In addition to purchasing new abilities with experience points, Kratos also becomes more empowered through equipping armor, runes to buff that armor, and through new axe hilts. This improves his level, a metric which is important when comparing the strength and defense of our protagonist against the level of his enemies. Much of the game’s difficultly comes through fighting higher level enemies during the optional side content. These side missions also tend to dole out the best loot, two completely optional side areas holding all of the best gear. Unfortunately, since the main quest doesn’t seem to level scale, this means completing an abundance of side content can completely trivialize combat, even on the harder of the three default difficulties. It doesn’t matter how rich the combat system is when there’s no point in engaging with it. Still in my personal experience this only became an issue in the last few hours, making some of the late side content feel dull.
The world design embraces a semi-open world approach, the recent Tomb Raider titles offering a good comparison point.

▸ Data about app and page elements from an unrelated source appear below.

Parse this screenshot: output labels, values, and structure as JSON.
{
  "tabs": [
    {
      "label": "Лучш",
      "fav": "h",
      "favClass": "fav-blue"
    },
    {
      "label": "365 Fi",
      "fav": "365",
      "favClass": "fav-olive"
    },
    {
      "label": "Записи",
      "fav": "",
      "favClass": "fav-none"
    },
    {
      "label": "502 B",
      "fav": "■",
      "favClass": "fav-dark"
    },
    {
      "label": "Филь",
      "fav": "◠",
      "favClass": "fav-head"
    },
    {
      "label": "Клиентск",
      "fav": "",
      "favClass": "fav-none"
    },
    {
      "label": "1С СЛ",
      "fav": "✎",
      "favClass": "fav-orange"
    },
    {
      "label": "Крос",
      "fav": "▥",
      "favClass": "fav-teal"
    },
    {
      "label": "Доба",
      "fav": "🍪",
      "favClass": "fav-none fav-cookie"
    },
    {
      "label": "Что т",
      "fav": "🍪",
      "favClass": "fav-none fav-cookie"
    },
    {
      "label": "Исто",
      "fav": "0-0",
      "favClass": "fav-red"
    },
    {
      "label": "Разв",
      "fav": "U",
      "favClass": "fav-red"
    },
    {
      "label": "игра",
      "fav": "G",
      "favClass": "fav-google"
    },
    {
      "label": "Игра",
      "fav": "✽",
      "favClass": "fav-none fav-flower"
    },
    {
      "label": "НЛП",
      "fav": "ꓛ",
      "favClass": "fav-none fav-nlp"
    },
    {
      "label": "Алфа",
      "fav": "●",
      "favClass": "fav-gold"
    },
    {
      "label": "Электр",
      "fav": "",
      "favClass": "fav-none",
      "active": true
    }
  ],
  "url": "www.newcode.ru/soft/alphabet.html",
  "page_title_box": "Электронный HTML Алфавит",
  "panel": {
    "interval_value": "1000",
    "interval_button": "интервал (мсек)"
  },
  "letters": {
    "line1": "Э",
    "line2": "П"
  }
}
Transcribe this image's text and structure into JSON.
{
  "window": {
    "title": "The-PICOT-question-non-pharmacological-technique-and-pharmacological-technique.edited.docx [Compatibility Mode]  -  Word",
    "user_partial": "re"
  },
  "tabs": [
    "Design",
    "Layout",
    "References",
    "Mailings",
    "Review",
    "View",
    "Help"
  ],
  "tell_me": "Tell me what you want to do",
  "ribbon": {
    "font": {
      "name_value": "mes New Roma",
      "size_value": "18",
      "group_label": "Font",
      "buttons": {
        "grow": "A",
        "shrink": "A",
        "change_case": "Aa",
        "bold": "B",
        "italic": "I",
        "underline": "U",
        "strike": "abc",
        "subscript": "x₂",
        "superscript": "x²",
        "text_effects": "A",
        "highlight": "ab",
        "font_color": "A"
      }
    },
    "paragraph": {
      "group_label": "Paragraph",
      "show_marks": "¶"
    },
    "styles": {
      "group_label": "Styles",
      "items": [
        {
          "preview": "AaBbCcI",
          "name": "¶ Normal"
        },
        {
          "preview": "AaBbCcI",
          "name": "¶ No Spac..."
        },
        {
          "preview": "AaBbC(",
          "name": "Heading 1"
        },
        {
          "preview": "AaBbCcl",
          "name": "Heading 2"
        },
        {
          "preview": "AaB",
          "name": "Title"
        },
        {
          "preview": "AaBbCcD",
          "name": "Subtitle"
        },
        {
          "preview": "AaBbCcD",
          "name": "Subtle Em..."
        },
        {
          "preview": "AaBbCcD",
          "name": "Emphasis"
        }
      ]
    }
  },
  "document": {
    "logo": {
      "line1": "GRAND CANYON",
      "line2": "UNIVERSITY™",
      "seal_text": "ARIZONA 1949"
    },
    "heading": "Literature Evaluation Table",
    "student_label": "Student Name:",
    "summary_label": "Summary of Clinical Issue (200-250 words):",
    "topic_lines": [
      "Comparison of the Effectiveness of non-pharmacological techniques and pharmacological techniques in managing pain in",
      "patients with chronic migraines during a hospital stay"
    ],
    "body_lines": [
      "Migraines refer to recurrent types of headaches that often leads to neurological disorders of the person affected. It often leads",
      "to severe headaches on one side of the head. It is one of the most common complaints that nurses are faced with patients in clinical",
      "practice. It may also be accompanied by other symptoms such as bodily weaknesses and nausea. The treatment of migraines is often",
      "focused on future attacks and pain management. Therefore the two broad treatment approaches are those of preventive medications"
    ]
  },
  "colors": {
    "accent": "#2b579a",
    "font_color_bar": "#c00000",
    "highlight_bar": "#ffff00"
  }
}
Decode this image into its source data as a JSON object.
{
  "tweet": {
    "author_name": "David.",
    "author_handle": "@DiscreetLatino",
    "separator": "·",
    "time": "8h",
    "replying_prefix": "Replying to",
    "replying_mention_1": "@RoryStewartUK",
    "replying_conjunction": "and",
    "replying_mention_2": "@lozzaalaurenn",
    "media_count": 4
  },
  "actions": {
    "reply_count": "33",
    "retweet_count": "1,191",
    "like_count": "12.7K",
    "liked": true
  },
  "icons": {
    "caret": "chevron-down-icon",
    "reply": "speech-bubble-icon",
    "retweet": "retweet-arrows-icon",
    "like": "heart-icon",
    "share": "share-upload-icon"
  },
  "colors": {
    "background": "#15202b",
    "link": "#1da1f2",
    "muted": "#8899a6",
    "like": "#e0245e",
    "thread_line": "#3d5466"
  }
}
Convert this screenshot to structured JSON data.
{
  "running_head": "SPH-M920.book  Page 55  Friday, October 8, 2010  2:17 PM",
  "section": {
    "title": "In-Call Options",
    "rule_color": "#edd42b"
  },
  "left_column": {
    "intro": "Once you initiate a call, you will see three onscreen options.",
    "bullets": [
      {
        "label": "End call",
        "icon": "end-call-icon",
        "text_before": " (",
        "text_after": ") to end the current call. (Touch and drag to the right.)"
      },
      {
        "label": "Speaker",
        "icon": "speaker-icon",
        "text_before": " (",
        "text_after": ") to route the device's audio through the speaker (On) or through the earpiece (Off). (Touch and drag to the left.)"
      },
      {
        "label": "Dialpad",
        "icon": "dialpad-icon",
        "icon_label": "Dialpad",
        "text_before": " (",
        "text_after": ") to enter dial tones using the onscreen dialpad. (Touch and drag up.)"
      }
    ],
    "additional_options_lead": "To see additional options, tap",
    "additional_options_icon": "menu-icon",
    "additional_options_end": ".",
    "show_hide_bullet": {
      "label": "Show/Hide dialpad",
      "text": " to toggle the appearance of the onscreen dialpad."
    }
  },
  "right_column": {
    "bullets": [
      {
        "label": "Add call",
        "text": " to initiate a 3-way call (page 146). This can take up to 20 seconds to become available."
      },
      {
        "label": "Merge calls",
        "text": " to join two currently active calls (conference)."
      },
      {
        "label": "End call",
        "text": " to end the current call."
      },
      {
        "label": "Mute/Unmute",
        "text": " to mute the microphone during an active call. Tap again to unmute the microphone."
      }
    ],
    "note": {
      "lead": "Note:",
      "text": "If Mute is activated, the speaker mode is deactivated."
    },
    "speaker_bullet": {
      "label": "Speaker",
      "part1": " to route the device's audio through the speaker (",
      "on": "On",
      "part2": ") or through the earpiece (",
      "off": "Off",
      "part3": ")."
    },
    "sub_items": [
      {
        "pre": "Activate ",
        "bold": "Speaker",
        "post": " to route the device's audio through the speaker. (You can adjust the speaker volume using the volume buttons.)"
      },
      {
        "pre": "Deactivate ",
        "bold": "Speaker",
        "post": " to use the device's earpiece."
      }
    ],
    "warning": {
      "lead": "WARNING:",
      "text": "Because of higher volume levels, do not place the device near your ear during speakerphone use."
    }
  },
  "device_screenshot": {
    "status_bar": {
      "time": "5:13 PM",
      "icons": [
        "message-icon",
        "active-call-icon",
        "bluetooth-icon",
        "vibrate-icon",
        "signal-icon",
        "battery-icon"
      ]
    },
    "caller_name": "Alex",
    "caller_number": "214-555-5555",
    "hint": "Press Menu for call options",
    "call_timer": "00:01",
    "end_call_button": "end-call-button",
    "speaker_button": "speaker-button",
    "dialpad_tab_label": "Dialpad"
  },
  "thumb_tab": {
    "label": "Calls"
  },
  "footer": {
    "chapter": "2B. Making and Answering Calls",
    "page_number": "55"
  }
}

While the first few areas are almost entirely linear, there is the eventual introduction to a hub area where the side content is introduced. Some of the side content can feel slightly tedious, but is worthwhile for the extra dialogue between Kratos and Atreus.
God of War is one of those rare games that raise the bar for the industry in almost every respect. Despite some progression flubs, the combat is engaging and fluid. It’s a technical marvel, gorgeous both in its art design, and impressive in its almost total lack of load screens. Most importantly, its storytelling remains strong throughout. Although it occasionally dips into some contrivances, it builds on the relationship of its two leads in a fashion that feels natural and earned. A couple years ago I don’t think I would have believed that God of War, one of the most laughably juvenile big budget game franchises, would suddenly become one of the medium’s tent poles for mature storytelling. But Santa Monica Studio has accomplished one of the great turn-arounds in the history of sequels. They have transitioned a blatant power fantasy that was presented on the scale of gods, into one of the most caring and personal stories the medium has ever produced. It renders Kratos’ struggle for humanity, his fraught relationship with Atreus, and the plight of the other denizens of the broken land of Midgard with a precise emotional acuity. It offers an entirely satisfying conclusion to its story, while also setting up for sequels. Not only did Santa Monica complete the Herculean engineering challenge of making a stunning triple-A video game, but they gave it a heart too. Simply put, it’s a masterpiece.
Image Source: Entertainment Weekly